Stored data
--- START ---

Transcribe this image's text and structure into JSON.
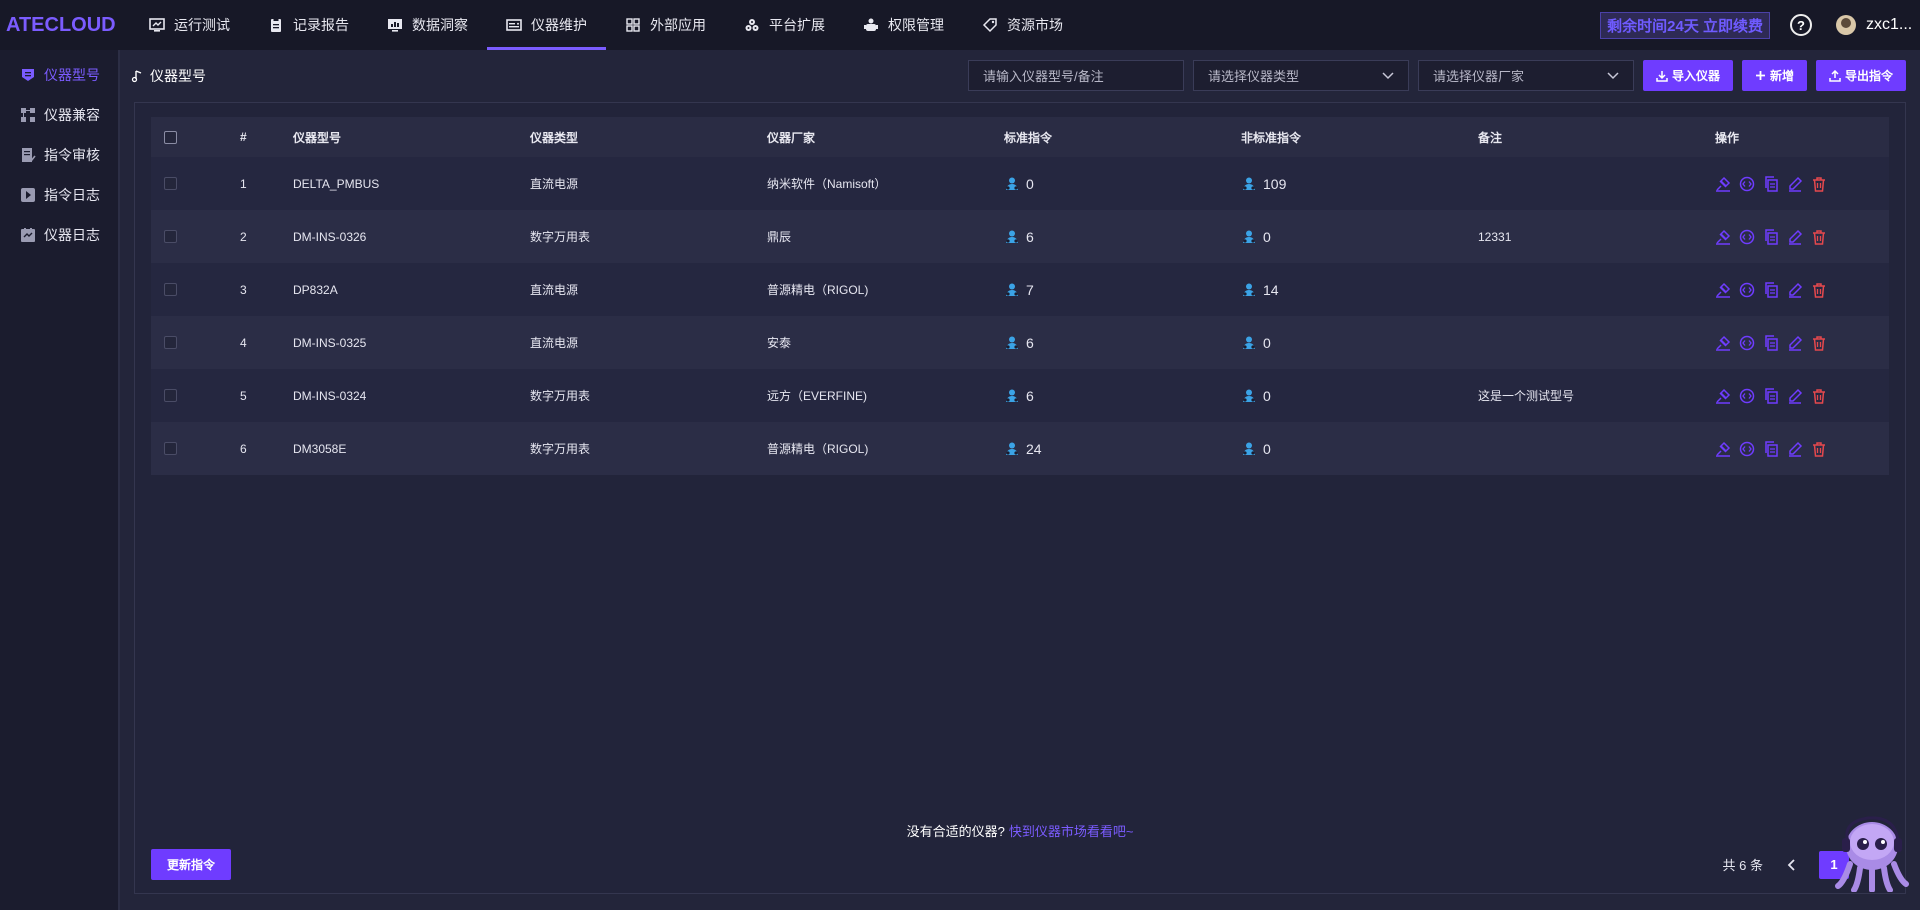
{
  "app": {
    "logo": "ATECLOUD"
  },
  "nav": [
    {
      "label": "运行测试",
      "icon": "monitor-icon"
    },
    {
      "label": "记录报告",
      "icon": "clipboard-icon"
    },
    {
      "label": "数据洞察",
      "icon": "chart-monitor-icon"
    },
    {
      "label": "仪器维护",
      "icon": "instrument-icon",
      "active": true
    },
    {
      "label": "外部应用",
      "icon": "grid-icon"
    },
    {
      "label": "平台扩展",
      "icon": "extension-icon"
    },
    {
      "label": "权限管理",
      "icon": "permission-icon"
    },
    {
      "label": "资源市场",
      "icon": "tag-icon"
    }
  ],
  "header": {
    "trial_text": "剩余时间24天 立即续费",
    "help": "?",
    "username": "zxc1..."
  },
  "sidebar": [
    {
      "label": "仪器型号",
      "active": true
    },
    {
      "label": "仪器兼容"
    },
    {
      "label": "指令审核"
    },
    {
      "label": "指令日志"
    },
    {
      "label": "仪器日志"
    }
  ],
  "breadcrumb": "仪器型号",
  "toolbar": {
    "search_placeholder": "请输入仪器型号/备注",
    "type_placeholder": "请选择仪器类型",
    "vendor_placeholder": "请选择仪器厂家",
    "import_label": "导入仪器",
    "add_label": "新增",
    "export_label": "导出指令"
  },
  "table": {
    "columns": [
      "#",
      "仪器型号",
      "仪器类型",
      "仪器厂家",
      "标准指令",
      "非标准指令",
      "备注",
      "操作"
    ],
    "rows": [
      {
        "no": "1",
        "model": "DELTA_PMBUS",
        "type": "直流电源",
        "vendor": "纳米软件（Namisoft）",
        "std": "0",
        "nonstd": "109",
        "note": ""
      },
      {
        "no": "2",
        "model": "DM-INS-0326",
        "type": "数字万用表",
        "vendor": "鼎辰",
        "std": "6",
        "nonstd": "0",
        "note": "12331"
      },
      {
        "no": "3",
        "model": "DP832A",
        "type": "直流电源",
        "vendor": "普源精电（RIGOL)",
        "std": "7",
        "nonstd": "14",
        "note": ""
      },
      {
        "no": "4",
        "model": "DM-INS-0325",
        "type": "直流电源",
        "vendor": "安泰",
        "std": "6",
        "nonstd": "0",
        "note": ""
      },
      {
        "no": "5",
        "model": "DM-INS-0324",
        "type": "数字万用表",
        "vendor": "远方（EVERFINE)",
        "std": "6",
        "nonstd": "0",
        "note": "这是一个测试型号"
      },
      {
        "no": "6",
        "model": "DM3058E",
        "type": "数字万用表",
        "vendor": "普源精电（RIGOL)",
        "std": "24",
        "nonstd": "0",
        "note": ""
      }
    ]
  },
  "footer": {
    "tip": "没有合适的仪器?",
    "link": "快到仪器市场看看吧~",
    "update_label": "更新指令",
    "total": "共 6 条",
    "page": "1"
  },
  "colors": {
    "accent": "#6f3cff",
    "delete": "#e5484d",
    "count_icon": "#3ba3e6"
  }
}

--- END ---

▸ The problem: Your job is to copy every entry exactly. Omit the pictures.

▸ Your solution:
Transcribe this image's text and structure into JSON.
{
  "app": {
    "logo": "ATECLOUD"
  },
  "nav": [
    {
      "label": "运行测试",
      "icon": "monitor-icon"
    },
    {
      "label": "记录报告",
      "icon": "clipboard-icon"
    },
    {
      "label": "数据洞察",
      "icon": "chart-monitor-icon"
    },
    {
      "label": "仪器维护",
      "icon": "instrument-icon",
      "active": true
    },
    {
      "label": "外部应用",
      "icon": "grid-icon"
    },
    {
      "label": "平台扩展",
      "icon": "extension-icon"
    },
    {
      "label": "权限管理",
      "icon": "permission-icon"
    },
    {
      "label": "资源市场",
      "icon": "tag-icon"
    }
  ],
  "header": {
    "trial_text": "剩余时间24天 立即续费",
    "help": "?",
    "username": "zxc1..."
  },
  "sidebar": [
    {
      "label": "仪器型号",
      "active": true
    },
    {
      "label": "仪器兼容"
    },
    {
      "label": "指令审核"
    },
    {
      "label": "指令日志"
    },
    {
      "label": "仪器日志"
    }
  ],
  "breadcrumb": "仪器型号",
  "toolbar": {
    "search_placeholder": "请输入仪器型号/备注",
    "type_placeholder": "请选择仪器类型",
    "vendor_placeholder": "请选择仪器厂家",
    "import_label": "导入仪器",
    "add_label": "新增",
    "export_label": "导出指令"
  },
  "table": {
    "columns": [
      "#",
      "仪器型号",
      "仪器类型",
      "仪器厂家",
      "标准指令",
      "非标准指令",
      "备注",
      "操作"
    ],
    "rows": [
      {
        "no": "1",
        "model": "DELTA_PMBUS",
        "type": "直流电源",
        "vendor": "纳米软件（Namisoft）",
        "std": "0",
        "nonstd": "109",
        "note": ""
      },
      {
        "no": "2",
        "model": "DM-INS-0326",
        "type": "数字万用表",
        "vendor": "鼎辰",
        "std": "6",
        "nonstd": "0",
        "note": "12331"
      },
      {
        "no": "3",
        "model": "DP832A",
        "type": "直流电源",
        "vendor": "普源精电（RIGOL)",
        "std": "7",
        "nonstd": "14",
        "note": ""
      },
      {
        "no": "4",
        "model": "DM-INS-0325",
        "type": "直流电源",
        "vendor": "安泰",
        "std": "6",
        "nonstd": "0",
        "note": ""
      },
      {
        "no": "5",
        "model": "DM-INS-0324",
        "type": "数字万用表",
        "vendor": "远方（EVERFINE)",
        "std": "6",
        "nonstd": "0",
        "note": "这是一个测试型号"
      },
      {
        "no": "6",
        "model": "DM3058E",
        "type": "数字万用表",
        "vendor": "普源精电（RIGOL)",
        "std": "24",
        "nonstd": "0",
        "note": ""
      }
    ]
  },
  "footer": {
    "tip": "没有合适的仪器?",
    "link": "快到仪器市场看看吧~",
    "update_label": "更新指令",
    "total": "共 6 条",
    "page": "1"
  },
  "colors": {
    "accent": "#6f3cff",
    "delete": "#e5484d",
    "count_icon": "#3ba3e6"
  }
}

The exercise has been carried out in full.